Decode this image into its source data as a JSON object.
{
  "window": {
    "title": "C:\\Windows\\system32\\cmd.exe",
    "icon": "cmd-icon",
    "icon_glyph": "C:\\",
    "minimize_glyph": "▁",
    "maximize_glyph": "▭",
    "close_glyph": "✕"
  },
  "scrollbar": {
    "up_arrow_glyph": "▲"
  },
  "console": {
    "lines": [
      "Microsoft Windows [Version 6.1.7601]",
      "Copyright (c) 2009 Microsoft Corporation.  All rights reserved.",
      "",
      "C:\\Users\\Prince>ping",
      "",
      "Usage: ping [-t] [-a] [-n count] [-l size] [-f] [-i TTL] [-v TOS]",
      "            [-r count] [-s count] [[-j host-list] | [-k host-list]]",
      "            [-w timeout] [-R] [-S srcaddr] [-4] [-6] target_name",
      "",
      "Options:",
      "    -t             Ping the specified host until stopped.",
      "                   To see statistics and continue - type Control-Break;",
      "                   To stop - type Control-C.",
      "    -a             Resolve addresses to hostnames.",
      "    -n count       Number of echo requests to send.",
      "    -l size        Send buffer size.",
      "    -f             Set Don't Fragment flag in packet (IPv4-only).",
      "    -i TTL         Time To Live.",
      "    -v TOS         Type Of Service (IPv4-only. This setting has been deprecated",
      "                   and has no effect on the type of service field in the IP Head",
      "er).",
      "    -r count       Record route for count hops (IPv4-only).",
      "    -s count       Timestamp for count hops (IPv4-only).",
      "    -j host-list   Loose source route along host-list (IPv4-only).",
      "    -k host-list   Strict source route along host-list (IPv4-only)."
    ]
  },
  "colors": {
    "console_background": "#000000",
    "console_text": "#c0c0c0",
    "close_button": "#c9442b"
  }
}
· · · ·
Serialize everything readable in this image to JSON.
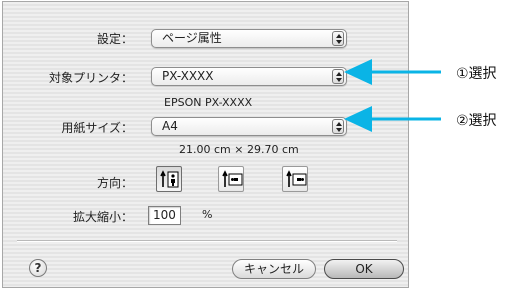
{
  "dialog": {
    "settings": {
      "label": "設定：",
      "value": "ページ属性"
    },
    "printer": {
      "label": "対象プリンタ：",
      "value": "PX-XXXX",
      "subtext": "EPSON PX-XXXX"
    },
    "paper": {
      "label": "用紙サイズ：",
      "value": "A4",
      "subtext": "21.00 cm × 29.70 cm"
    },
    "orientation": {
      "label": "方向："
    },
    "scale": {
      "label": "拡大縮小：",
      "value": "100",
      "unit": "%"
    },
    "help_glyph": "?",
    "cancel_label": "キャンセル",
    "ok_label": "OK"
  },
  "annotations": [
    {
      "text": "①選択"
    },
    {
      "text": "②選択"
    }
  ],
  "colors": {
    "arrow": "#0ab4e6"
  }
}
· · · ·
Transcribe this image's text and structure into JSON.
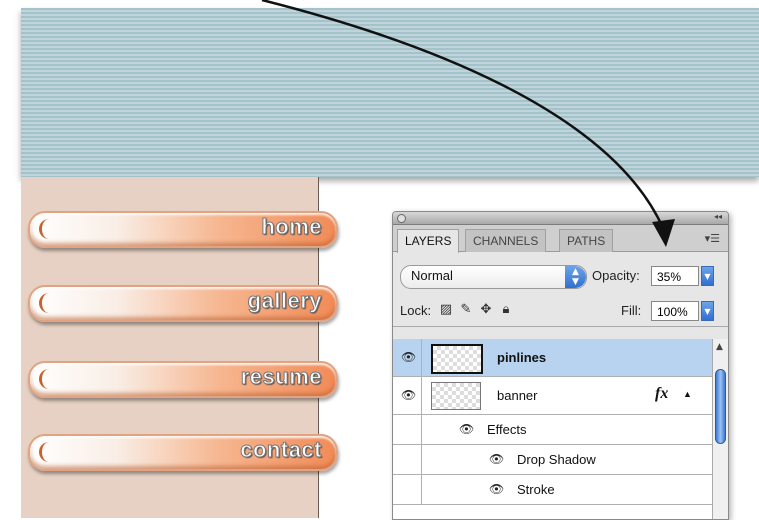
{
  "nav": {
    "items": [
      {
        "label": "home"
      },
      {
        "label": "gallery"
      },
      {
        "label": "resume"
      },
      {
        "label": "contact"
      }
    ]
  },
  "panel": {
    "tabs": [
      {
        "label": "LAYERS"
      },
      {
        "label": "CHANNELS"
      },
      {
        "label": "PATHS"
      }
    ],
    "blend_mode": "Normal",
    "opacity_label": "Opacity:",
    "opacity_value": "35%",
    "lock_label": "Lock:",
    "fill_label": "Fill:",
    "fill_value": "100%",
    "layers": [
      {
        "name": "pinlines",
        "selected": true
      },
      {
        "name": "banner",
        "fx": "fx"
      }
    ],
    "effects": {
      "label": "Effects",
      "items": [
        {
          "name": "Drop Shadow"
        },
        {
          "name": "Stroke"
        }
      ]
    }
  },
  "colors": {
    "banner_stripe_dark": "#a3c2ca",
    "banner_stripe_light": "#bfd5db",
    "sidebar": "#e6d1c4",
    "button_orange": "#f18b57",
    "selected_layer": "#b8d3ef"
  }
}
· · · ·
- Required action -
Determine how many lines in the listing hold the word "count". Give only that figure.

- Your solution -
5